Taylor ‘Bangs’ LeMay keeps things loose

The senior catcher is fourth on the team with a .333 batting average.

Minnesota catcher Taylor LeMay winds up to throw the ball at the Jane Sage Cowles Stadium on May 1, 2015.

Liam James Doyle, Daily File Photo

Minnesota catcher Taylor LeMay winds up to throw the ball at the Jane Sage Cowles Stadium on May 1, 2015.

Emily Polglaze

Taylor LeMay has gained a special kind of notoriety in the college softball community over the past few years. 
She’s hard to miss when she commands Minnesota’s plate and make plays under the thick brown bangs covering her forehead. 
“Somebody on our team will know somebody from another team, and they’ll say, ‘Oh, your catcher is the girl with the bangs,’ ” LeMay said. “I’m kind of recognized and remembered that way.”
Though her teammates also concur that LeMay is famous for her bangs, she’s proven to be more than just a hair icon in her two-plus seasons at Minnesota. 
LeMay transferred to Minnesota following her freshman year at Concordia University in St. Paul, where she didn’t see any game action. 
When the opportunity to transfer arose for LeMay, she said she used it as a pathway to get on the team she always dreamed of playing with.
“That ended up being a wonderful surprise,” head coach Jessica Allister said. “It was a move that she made completely on her own, and she decided that she wanted to pursue this dream.”
LeMay has been Minnesota’s principal catcher ever since and is solid at bat. 
She’s been a top-10 batter every year at Minnesota and is currently batting a fourth-best on the team with a .333 average.
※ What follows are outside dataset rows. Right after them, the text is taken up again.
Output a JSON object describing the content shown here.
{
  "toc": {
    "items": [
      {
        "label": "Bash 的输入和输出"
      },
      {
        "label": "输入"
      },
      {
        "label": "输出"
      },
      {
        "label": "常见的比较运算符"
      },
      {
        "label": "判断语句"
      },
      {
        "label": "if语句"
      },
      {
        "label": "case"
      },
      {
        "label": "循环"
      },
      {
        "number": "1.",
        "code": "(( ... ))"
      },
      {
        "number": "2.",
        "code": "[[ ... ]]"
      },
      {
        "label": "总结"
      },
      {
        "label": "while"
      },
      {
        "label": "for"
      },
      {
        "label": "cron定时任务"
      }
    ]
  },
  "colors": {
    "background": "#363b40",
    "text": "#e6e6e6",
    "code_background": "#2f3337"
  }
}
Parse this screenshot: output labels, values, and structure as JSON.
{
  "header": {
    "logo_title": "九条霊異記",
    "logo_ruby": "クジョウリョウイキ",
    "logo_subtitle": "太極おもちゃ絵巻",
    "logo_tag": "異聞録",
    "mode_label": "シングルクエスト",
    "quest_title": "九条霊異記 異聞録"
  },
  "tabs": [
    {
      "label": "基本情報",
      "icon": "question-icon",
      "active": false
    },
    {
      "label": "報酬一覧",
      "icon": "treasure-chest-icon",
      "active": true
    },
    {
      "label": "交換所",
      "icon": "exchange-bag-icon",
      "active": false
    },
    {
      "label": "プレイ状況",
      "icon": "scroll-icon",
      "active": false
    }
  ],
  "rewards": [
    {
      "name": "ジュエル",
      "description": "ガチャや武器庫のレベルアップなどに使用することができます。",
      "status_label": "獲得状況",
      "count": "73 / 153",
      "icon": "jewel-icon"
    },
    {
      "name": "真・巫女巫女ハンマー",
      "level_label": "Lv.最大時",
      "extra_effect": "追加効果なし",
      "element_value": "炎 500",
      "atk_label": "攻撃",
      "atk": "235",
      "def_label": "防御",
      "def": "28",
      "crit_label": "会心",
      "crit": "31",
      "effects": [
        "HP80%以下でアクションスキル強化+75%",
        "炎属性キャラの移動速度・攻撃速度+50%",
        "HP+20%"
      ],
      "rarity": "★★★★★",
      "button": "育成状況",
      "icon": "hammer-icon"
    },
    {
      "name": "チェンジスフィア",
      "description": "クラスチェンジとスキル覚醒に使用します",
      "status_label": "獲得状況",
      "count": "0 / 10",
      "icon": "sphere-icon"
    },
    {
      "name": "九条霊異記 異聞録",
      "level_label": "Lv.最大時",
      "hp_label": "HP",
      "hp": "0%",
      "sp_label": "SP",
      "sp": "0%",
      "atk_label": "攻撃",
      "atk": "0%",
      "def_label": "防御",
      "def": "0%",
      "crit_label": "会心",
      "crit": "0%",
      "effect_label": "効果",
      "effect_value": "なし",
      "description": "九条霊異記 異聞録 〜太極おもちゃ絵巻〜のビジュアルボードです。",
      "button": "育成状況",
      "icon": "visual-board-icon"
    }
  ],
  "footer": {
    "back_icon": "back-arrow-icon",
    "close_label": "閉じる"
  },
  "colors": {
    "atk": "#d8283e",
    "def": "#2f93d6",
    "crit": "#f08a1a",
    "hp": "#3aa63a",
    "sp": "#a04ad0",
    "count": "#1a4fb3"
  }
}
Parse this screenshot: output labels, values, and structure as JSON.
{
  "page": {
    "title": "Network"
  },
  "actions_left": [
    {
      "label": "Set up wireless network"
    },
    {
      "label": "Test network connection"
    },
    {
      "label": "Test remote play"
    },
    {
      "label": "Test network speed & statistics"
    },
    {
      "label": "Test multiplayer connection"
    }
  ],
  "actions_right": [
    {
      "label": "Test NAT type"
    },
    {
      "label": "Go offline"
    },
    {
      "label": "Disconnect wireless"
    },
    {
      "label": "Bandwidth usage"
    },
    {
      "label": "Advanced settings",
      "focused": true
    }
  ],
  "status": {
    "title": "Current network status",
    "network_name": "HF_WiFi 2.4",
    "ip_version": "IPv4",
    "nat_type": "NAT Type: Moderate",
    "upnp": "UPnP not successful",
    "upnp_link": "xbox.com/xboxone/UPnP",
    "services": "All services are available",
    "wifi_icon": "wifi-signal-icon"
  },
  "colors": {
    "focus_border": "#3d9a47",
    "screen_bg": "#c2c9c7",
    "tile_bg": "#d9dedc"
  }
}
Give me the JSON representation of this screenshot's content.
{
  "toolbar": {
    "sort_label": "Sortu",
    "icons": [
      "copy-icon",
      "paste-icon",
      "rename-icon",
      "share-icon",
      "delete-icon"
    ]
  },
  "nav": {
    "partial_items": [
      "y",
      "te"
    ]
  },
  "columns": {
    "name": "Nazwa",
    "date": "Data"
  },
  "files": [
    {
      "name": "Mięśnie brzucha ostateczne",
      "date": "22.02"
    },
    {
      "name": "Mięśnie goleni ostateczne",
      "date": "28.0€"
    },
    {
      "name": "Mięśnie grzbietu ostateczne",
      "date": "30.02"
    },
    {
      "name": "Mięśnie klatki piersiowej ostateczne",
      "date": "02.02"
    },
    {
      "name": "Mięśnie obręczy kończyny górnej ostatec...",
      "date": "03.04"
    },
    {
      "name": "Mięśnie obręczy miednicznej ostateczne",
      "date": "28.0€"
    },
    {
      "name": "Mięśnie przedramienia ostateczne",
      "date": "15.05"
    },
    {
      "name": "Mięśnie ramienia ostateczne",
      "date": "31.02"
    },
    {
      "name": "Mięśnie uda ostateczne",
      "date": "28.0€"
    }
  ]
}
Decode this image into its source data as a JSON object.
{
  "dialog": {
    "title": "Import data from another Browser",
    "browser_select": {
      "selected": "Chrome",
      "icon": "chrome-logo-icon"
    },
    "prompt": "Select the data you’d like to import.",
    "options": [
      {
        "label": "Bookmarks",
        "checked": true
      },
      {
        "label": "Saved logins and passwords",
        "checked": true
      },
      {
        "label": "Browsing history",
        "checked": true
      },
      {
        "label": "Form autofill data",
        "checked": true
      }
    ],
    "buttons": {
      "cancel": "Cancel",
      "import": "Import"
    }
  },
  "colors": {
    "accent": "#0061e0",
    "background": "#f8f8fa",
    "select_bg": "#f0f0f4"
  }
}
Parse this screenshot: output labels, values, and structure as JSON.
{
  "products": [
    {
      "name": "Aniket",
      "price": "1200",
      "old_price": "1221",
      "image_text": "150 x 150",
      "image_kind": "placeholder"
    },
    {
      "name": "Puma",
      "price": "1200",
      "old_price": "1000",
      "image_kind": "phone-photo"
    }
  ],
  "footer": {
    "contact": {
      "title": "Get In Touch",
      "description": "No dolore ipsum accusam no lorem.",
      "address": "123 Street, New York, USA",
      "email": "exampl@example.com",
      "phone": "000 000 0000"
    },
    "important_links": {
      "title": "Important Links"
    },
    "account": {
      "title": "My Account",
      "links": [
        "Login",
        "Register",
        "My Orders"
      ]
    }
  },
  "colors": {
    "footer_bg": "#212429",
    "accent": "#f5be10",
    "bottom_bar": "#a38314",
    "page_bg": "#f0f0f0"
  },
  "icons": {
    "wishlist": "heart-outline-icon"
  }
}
LeMay was especially impactful last weekend when she scored a game-winning homerun in a 4-3 upset over No. 12 Georgia. 
Junior pitcher Sara Groenewegen said it was nice to see a player like LeMay rewarded for her efforts. 
“Big things like that happening to her are completely deserved,” Groenewegen said. “She’s a great teammate. She’s a great player, and she’s a great person.”
LeMay said she’s taken on a leadership role in her senior year, but she prides herself on being an example, as she’s not as vocal on the field. 
LeMay also makes a point to keep things light. Groenewegen described her teammate, nicknamed “Bangs,” as the one of the quirkiest people she’s ever met. 
Allister added that LeMay is who she is and owns it. 
LeMay’s signature personality has become an integral part of the team, and her teammates have a special hair “fluffing” technique they practice as a pregame ritual. 
For LeMay, it’s all about finding a balance between succeeding on the field and enjoying her last season.
“I just want to have a good season and enjoy being with the team,” LeMay said. “As a senior, I think it’s very important to take the younger group and instill in them what’s been instilled in us throughout our whole careers.”